* [What to produce]:
Tally every line of the listing where the string "JSON" is found, and state the total alone.

┌──

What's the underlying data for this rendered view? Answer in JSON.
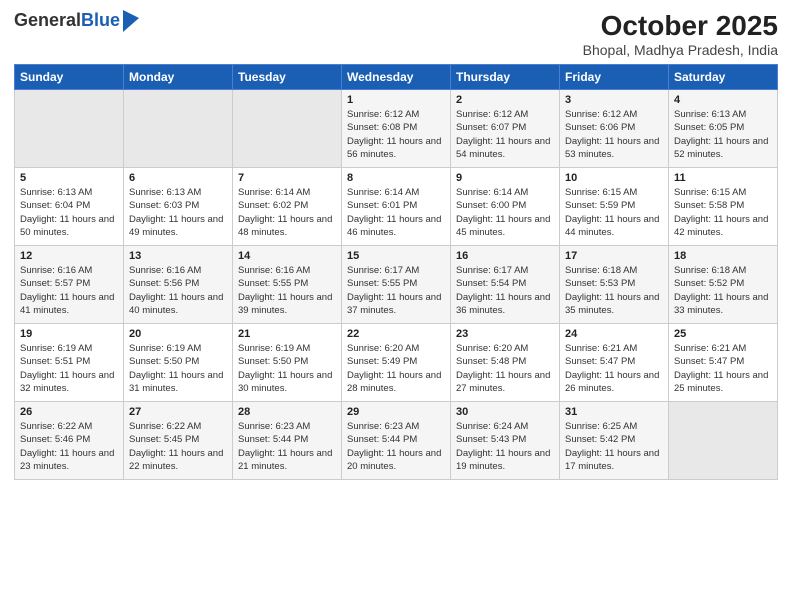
{
  "logo": {
    "general": "General",
    "blue": "Blue"
  },
  "title": "October 2025",
  "subtitle": "Bhopal, Madhya Pradesh, India",
  "days_of_week": [
    "Sunday",
    "Monday",
    "Tuesday",
    "Wednesday",
    "Thursday",
    "Friday",
    "Saturday"
  ],
  "weeks": [
    [
      {
        "day": "",
        "sunrise": "",
        "sunset": "",
        "daylight": ""
      },
      {
        "day": "",
        "sunrise": "",
        "sunset": "",
        "daylight": ""
      },
      {
        "day": "",
        "sunrise": "",
        "sunset": "",
        "daylight": ""
      },
      {
        "day": "1",
        "sunrise": "Sunrise: 6:12 AM",
        "sunset": "Sunset: 6:08 PM",
        "daylight": "Daylight: 11 hours and 56 minutes."
      },
      {
        "day": "2",
        "sunrise": "Sunrise: 6:12 AM",
        "sunset": "Sunset: 6:07 PM",
        "daylight": "Daylight: 11 hours and 54 minutes."
      },
      {
        "day": "3",
        "sunrise": "Sunrise: 6:12 AM",
        "sunset": "Sunset: 6:06 PM",
        "daylight": "Daylight: 11 hours and 53 minutes."
      },
      {
        "day": "4",
        "sunrise": "Sunrise: 6:13 AM",
        "sunset": "Sunset: 6:05 PM",
        "daylight": "Daylight: 11 hours and 52 minutes."
      }
    ],
    [
      {
        "day": "5",
        "sunrise": "Sunrise: 6:13 AM",
        "sunset": "Sunset: 6:04 PM",
        "daylight": "Daylight: 11 hours and 50 minutes."
      },
      {
        "day": "6",
        "sunrise": "Sunrise: 6:13 AM",
        "sunset": "Sunset: 6:03 PM",
        "daylight": "Daylight: 11 hours and 49 minutes."
      },
      {
        "day": "7",
        "sunrise": "Sunrise: 6:14 AM",
        "sunset": "Sunset: 6:02 PM",
        "daylight": "Daylight: 11 hours and 48 minutes."
      },
      {
        "day": "8",
        "sunrise": "Sunrise: 6:14 AM",
        "sunset": "Sunset: 6:01 PM",
        "daylight": "Daylight: 11 hours and 46 minutes."
      },
      {
        "day": "9",
        "sunrise": "Sunrise: 6:14 AM",
        "sunset": "Sunset: 6:00 PM",
        "daylight": "Daylight: 11 hours and 45 minutes."
      },
      {
        "day": "10",
        "sunrise": "Sunrise: 6:15 AM",
        "sunset": "Sunset: 5:59 PM",
        "daylight": "Daylight: 11 hours and 44 minutes."
      },
      {
        "day": "11",
        "sunrise": "Sunrise: 6:15 AM",
        "sunset": "Sunset: 5:58 PM",
        "daylight": "Daylight: 11 hours and 42 minutes."
      }
    ],
    [
      {
        "day": "12",
        "sunrise": "Sunrise: 6:16 AM",
        "sunset": "Sunset: 5:57 PM",
        "daylight": "Daylight: 11 hours and 41 minutes."
      },
      {
        "day": "13",
        "sunrise": "Sunrise: 6:16 AM",
        "sunset": "Sunset: 5:56 PM",
        "daylight": "Daylight: 11 hours and 40 minutes."
      },
      {
        "day": "14",
        "sunrise": "Sunrise: 6:16 AM",
        "sunset": "Sunset: 5:55 PM",
        "daylight": "Daylight: 11 hours and 39 minutes."
      },
      {
        "day": "15",
        "sunrise": "Sunrise: 6:17 AM",
        "sunset": "Sunset: 5:55 PM",
        "daylight": "Daylight: 11 hours and 37 minutes."
      },
      {
        "day": "16",
        "sunrise": "Sunrise: 6:17 AM",
        "sunset": "Sunset: 5:54 PM",
        "daylight": "Daylight: 11 hours and 36 minutes."
      },
      {
        "day": "17",
        "sunrise": "Sunrise: 6:18 AM",
        "sunset": "Sunset: 5:53 PM",
        "daylight": "Daylight: 11 hours and 35 minutes."
      },
      {
        "day": "18",
        "sunrise": "Sunrise: 6:18 AM",
        "sunset": "Sunset: 5:52 PM",
        "daylight": "Daylight: 11 hours and 33 minutes."
      }
    ],
    [
      {
        "day": "19",
        "sunrise": "Sunrise: 6:19 AM",
        "sunset": "Sunset: 5:51 PM",
        "daylight": "Daylight: 11 hours and 32 minutes."
      },
      {
        "day": "20",
        "sunrise": "Sunrise: 6:19 AM",
        "sunset": "Sunset: 5:50 PM",
        "daylight": "Daylight: 11 hours and 31 minutes."
      },
      {
        "day": "21",
        "sunrise": "Sunrise: 6:19 AM",
        "sunset": "Sunset: 5:50 PM",
        "daylight": "Daylight: 11 hours and 30 minutes."
      },
      {
        "day": "22",
        "sunrise": "Sunrise: 6:20 AM",
        "sunset": "Sunset: 5:49 PM",
        "daylight": "Daylight: 11 hours and 28 minutes."
      },
      {
        "day": "23",
        "sunrise": "Sunrise: 6:20 AM",
        "sunset": "Sunset: 5:48 PM",
        "daylight": "Daylight: 11 hours and 27 minutes."
      },
      {
        "day": "24",
        "sunrise": "Sunrise: 6:21 AM",
        "sunset": "Sunset: 5:47 PM",
        "daylight": "Daylight: 11 hours and 26 minutes."
      },
      {
        "day": "25",
        "sunrise": "Sunrise: 6:21 AM",
        "sunset": "Sunset: 5:47 PM",
        "daylight": "Daylight: 11 hours and 25 minutes."
      }
    ],
    [
      {
        "day": "26",
        "sunrise": "Sunrise: 6:22 AM",
        "sunset": "Sunset: 5:46 PM",
        "daylight": "Daylight: 11 hours and 23 minutes."
      },
      {
        "day": "27",
        "sunrise": "Sunrise: 6:22 AM",
        "sunset": "Sunset: 5:45 PM",
        "daylight": "Daylight: 11 hours and 22 minutes."
      },
      {
        "day": "28",
        "sunrise": "Sunrise: 6:23 AM",
        "sunset": "Sunset: 5:44 PM",
        "daylight": "Daylight: 11 hours and 21 minutes."
      },
      {
        "day": "29",
        "sunrise": "Sunrise: 6:23 AM",
        "sunset": "Sunset: 5:44 PM",
        "daylight": "Daylight: 11 hours and 20 minutes."
      },
      {
        "day": "30",
        "sunrise": "Sunrise: 6:24 AM",
        "sunset": "Sunset: 5:43 PM",
        "daylight": "Daylight: 11 hours and 19 minutes."
      },
      {
        "day": "31",
        "sunrise": "Sunrise: 6:25 AM",
        "sunset": "Sunset: 5:42 PM",
        "daylight": "Daylight: 11 hours and 17 minutes."
      },
      {
        "day": "",
        "sunrise": "",
        "sunset": "",
        "daylight": ""
      }
    ]
  ]
}
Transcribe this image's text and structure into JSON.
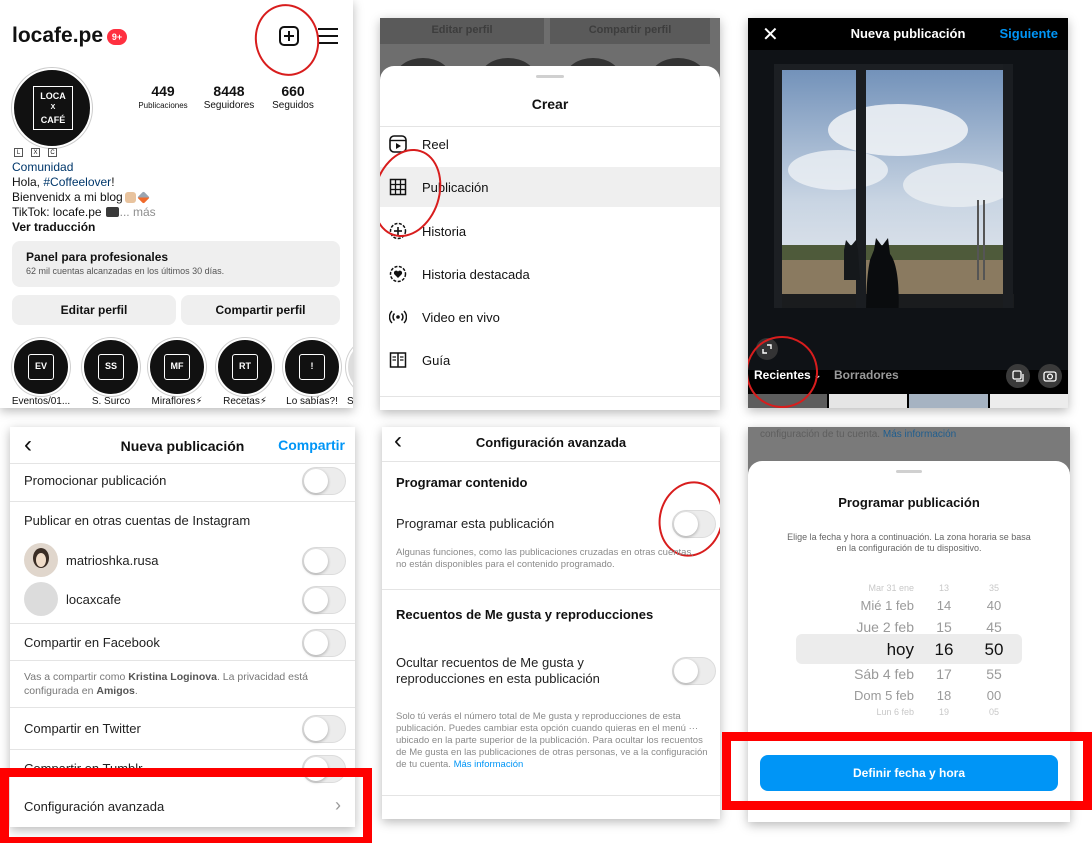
{
  "profile": {
    "username": "locafe.pe",
    "notif_badge": "9+",
    "logo_lines": [
      "LOCA",
      "X",
      "CAFÉ"
    ],
    "stats": [
      {
        "value": "449",
        "label": "Publicaciones"
      },
      {
        "value": "8448",
        "label": "Seguidores"
      },
      {
        "value": "660",
        "label": "Seguidos"
      }
    ],
    "bio_boxes": [
      "L",
      "X",
      "C"
    ],
    "category": "Comunidad",
    "bio_line1_prefix": "Hola, ",
    "bio_line1_hashtag": "#Coffeelover",
    "bio_line1_suffix": "!",
    "bio_line2": "Bienvenidx a mi blog",
    "bio_line3": "TikTok: locafe.pe",
    "bio_more": "... más",
    "translation": "Ver traducción",
    "pro_panel_title": "Panel para profesionales",
    "pro_panel_sub": "62 mil cuentas alcanzadas en los últimos 30 días.",
    "edit_button": "Editar perfil",
    "share_button": "Compartir perfil",
    "highlights": [
      {
        "badge": "EV",
        "label": "Eventos/01..."
      },
      {
        "badge": "SS",
        "label": "S. Surco"
      },
      {
        "badge": "MF",
        "label": "Miraflores⚡"
      },
      {
        "badge": "RT",
        "label": "Recetas⚡"
      },
      {
        "badge": "!",
        "label": "Lo sabías?!"
      },
      {
        "badge": "",
        "label": "S"
      }
    ]
  },
  "create_menu": {
    "bg_edit": "Editar perfil",
    "bg_share": "Compartir perfil",
    "title": "Crear",
    "items": [
      {
        "label": "Reel",
        "icon": "reel-icon"
      },
      {
        "label": "Publicación",
        "icon": "grid-icon"
      },
      {
        "label": "Historia",
        "icon": "story-add-icon"
      },
      {
        "label": "Historia destacada",
        "icon": "highlight-heart-icon"
      },
      {
        "label": "Video en vivo",
        "icon": "live-icon"
      },
      {
        "label": "Guía",
        "icon": "guide-icon"
      }
    ]
  },
  "new_post": {
    "close": "✕",
    "title": "Nueva publicación",
    "next": "Siguiente",
    "tab_recent": "Recientes",
    "tab_drafts": "Borradores"
  },
  "post_options": {
    "title": "Nueva publicación",
    "share": "Compartir",
    "promote": "Promocionar publicación",
    "other_accounts": "Publicar en otras cuentas de Instagram",
    "account1": "matrioshka.rusa",
    "account2": "locaxcafe",
    "facebook": "Compartir en Facebook",
    "fb_note_prefix": "Vas a compartir como ",
    "fb_name": "Kristina Loginova",
    "fb_note_mid": ". La privacidad está configurada en ",
    "fb_privacy": "Amigos",
    "fb_note_end": ".",
    "twitter": "Compartir en Twitter",
    "tumblr": "Compartir en Tumblr",
    "advanced": "Configuración avanzada"
  },
  "advanced": {
    "title": "Configuración avanzada",
    "schedule_header": "Programar contenido",
    "schedule_label": "Programar esta publicación",
    "schedule_note": "Algunas funciones, como las publicaciones cruzadas en otras cuentas, no están disponibles para el contenido programado.",
    "likes_header": "Recuentos de Me gusta y reproducciones",
    "likes_label": "Ocultar recuentos de Me gusta y reproducciones en esta publicación",
    "likes_note": "Solo tú verás el número total de Me gusta y reproducciones de esta publicación. Puedes cambiar esta opción cuando quieras en el menú ··· ubicado en la parte superior de la publicación. Para ocultar los recuentos de Me gusta en las publicaciones de otras personas, ve a la configuración de tu cuenta.",
    "more_info": "Más información"
  },
  "schedule": {
    "top_text": "configuración de tu cuenta.",
    "top_link": "Más información",
    "title": "Programar publicación",
    "desc": "Elige la fecha y hora a continuación. La zona horaria se basa en la configuración de tu dispositivo.",
    "rows": [
      {
        "day": "Mar 31 ene",
        "hour": "13",
        "min": "35"
      },
      {
        "day": "Mié 1 feb",
        "hour": "14",
        "min": "40"
      },
      {
        "day": "Jue 2 feb",
        "hour": "15",
        "min": "45"
      },
      {
        "day": "hoy",
        "hour": "16",
        "min": "50"
      },
      {
        "day": "Sáb 4 feb",
        "hour": "17",
        "min": "55"
      },
      {
        "day": "Dom 5 feb",
        "hour": "18",
        "min": "00"
      },
      {
        "day": "Lun 6 feb",
        "hour": "19",
        "min": "05"
      }
    ],
    "button": "Definir fecha y hora"
  },
  "colors": {
    "ig_blue": "#0095f6",
    "link": "#00376b",
    "annotation_red": "#ff0000",
    "badge_red": "#ff3040"
  }
}
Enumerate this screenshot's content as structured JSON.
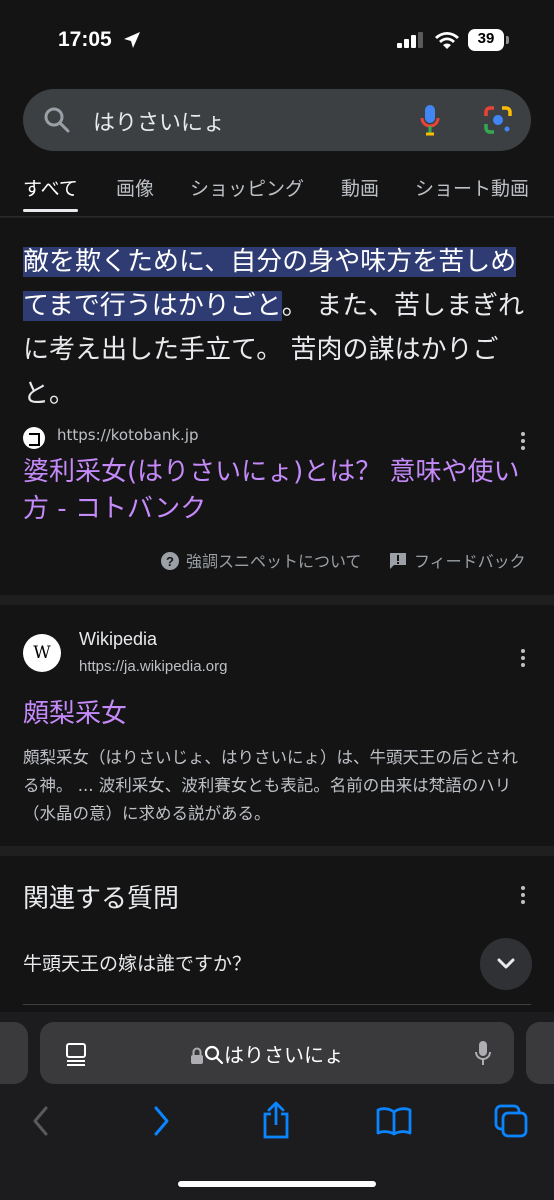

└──

* [Task answer]:
3